(Data records)
/---
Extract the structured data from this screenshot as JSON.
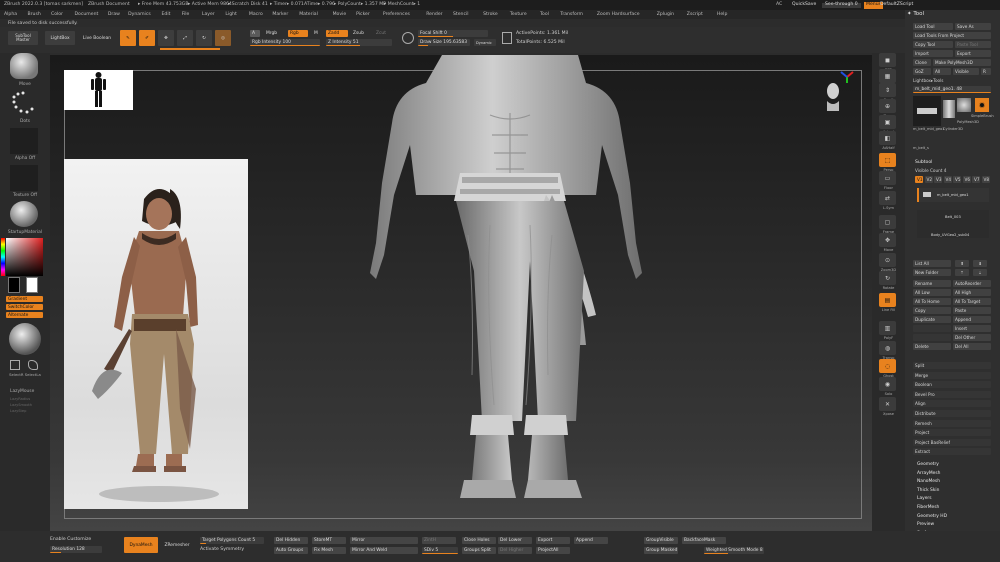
{
  "app": {
    "title": "ZBrush 2022.0.3 [tomas sarkmen]",
    "doc": "ZBrush Document",
    "stats": [
      "▸ Free Mem 43.753GB",
      "▸ Active Mem 9864",
      "▸ Scratch Disk 41",
      "▸ Timer▸ 0.071",
      "ATime▸ 0.796",
      "▸ PolyCount▸ 1.357 MP",
      "▸ MeshCount▸ 1"
    ],
    "ac": "AC",
    "quicksave": "QuickSave",
    "seethrough": "See-through",
    "seethrough_val": "0",
    "menus_btn": "Menus",
    "default_script": "DefaultZScript",
    "status": "File saved to disk successfully."
  },
  "menus": [
    "Alpha",
    "Brush",
    "Color",
    "Document",
    "Draw",
    "Dynamics",
    "Edit",
    "File",
    "Layer",
    "Light",
    "Macro",
    "Marker",
    "Material",
    "Movie",
    "Picker",
    "Preferences",
    "Render",
    "Stencil",
    "Stroke",
    "Texture",
    "Tool",
    "Transform",
    "Zoom Hardsurface",
    "Zplugin",
    "Zscript",
    "Help"
  ],
  "shelf": {
    "subtool_master": "SubTool Master",
    "lightbox": "LightBox",
    "live_boolean": "Live Boolean",
    "modes": [
      "Edit",
      "Draw",
      "Move",
      "Scale",
      "Rotate"
    ],
    "a_label": "A",
    "mrgb": "Mrgb",
    "rgb": "Rgb",
    "m": "M",
    "zadd": "Zadd",
    "zsub": "Zsub",
    "zcut": "Zcut",
    "rgb_intensity": "Rgb Intensity 100",
    "z_intensity": "Z Intensity 51",
    "focal_shift": "Focal Shift 0",
    "draw_size": "Draw Size 195.63583",
    "dynamic": "Dynamic",
    "active_points": "ActivePoints: 1.361 Mil",
    "total_points": "TotalPoints: 6.525 Mil"
  },
  "left": {
    "move": "Move",
    "dots": "Dots",
    "alpha_off": "Alpha Off",
    "texture_off": "Texture Off",
    "material": "StartupMaterial",
    "gradient": "Gradient",
    "switch_color": "SwitchColor",
    "alternate": "Alternate",
    "selectrect": "SelectR SelectLa",
    "lazymouse": "LazyMouse",
    "lazy_items": [
      "LazyRadius",
      "LazySmooth",
      "LazyStep"
    ]
  },
  "right_tray": [
    "BPR",
    "SPix 3",
    "Scroll",
    "Zoom",
    "Actual",
    "AAHalf",
    "Persp",
    "Floor",
    "L.Sym",
    "Frame",
    "Move",
    "Zoom3D",
    "Rotate",
    "Line Fill",
    "PolyF",
    "Transp",
    "Ghost",
    "Solo",
    "Xpose"
  ],
  "tool": {
    "header": "Tool",
    "load_tool": "Load Tool",
    "save_as": "Save As",
    "load_from_project": "Load Tools From Project",
    "copy_tool": "Copy Tool",
    "paste_tool": "Paste Tool",
    "import": "Import",
    "export": "Export",
    "clone": "Clone",
    "make_polymesh": "Make PolyMesh3D",
    "goz": "GoZ",
    "all": "All",
    "visible": "Visible",
    "r": "R",
    "lightbox_tools": "Lightbox▸Tools",
    "current": "m_belt_mid_geo1. 48",
    "thumbs": [
      "m_belt_mid_geo1",
      "Cylinder3D",
      "SimpleBrush",
      "PolyMesh3D",
      "m_belt_s"
    ],
    "subtool": "Subtool",
    "visible_count": "Visible Count 4",
    "versions": [
      "V1",
      "V2",
      "V3",
      "V4",
      "V5",
      "V6",
      "V7",
      "V8"
    ],
    "subtools": [
      "m_belt_mid_geo1",
      "Belt_003",
      "Body_UVGeo2_sub04"
    ],
    "list_all": "List All",
    "new_folder": "New Folder",
    "rows": [
      [
        "Rename",
        "AutoReorder"
      ],
      [
        "All Low",
        "All High"
      ],
      [
        "All To Home",
        "All To Target"
      ],
      [
        "Copy",
        "Paste"
      ],
      [
        "Duplicate",
        "Append"
      ],
      [
        "",
        "Insert"
      ],
      [
        "",
        "Del Other"
      ],
      [
        "Delete",
        "Del All"
      ]
    ],
    "single": [
      "Split",
      "Merge",
      "Boolean",
      "Bevel Pro",
      "Align",
      "Distribute",
      "Remesh",
      "Project",
      "Project BasRelief",
      "Extract"
    ],
    "sections": [
      "Geometry",
      "ArrayMesh",
      "NanoMesh",
      "Thick Skin",
      "Layers",
      "FiberMesh",
      "Geometry HD",
      "Preview",
      "Surface",
      "Deformation",
      "Masking"
    ]
  },
  "bottom": {
    "enable_customize": "Enable Customize",
    "resolution": "Resolution 128",
    "dynamesh": "DynaMesh",
    "zremesher": "ZRemesher",
    "target_poly": "Target Polygons Count 5",
    "activate_symmetry": "Activate Symmetry",
    "del_hidden": "Del Hidden",
    "storemt": "StoreMT",
    "mirror": "Mirror",
    "zintensity": "ZintH",
    "close_holes": "Close Holes",
    "del_lower": "Del Lower",
    "export": "Export",
    "append": "Append",
    "auto_groups": "Auto Groups",
    "fix_mesh": "Fix Mesh",
    "mirror_weld": "Mirror And Weld",
    "sdiv": "SDiv 5",
    "groups_split": "Groups Split",
    "del_higher": "Del Higher",
    "project_all": "ProjectAll",
    "group_visible": "GroupVisible",
    "backface_mask": "BackfaceMask",
    "group_masked": "Group Masked",
    "weighted_smooth": "Weighted Smooth Mode 8"
  },
  "colors": {
    "accent": "#e8821e",
    "bg": "#2c2c2c"
  }
}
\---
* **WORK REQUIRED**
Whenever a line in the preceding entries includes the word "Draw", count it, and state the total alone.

* **ANSWER TO THIS EXERCISE**
3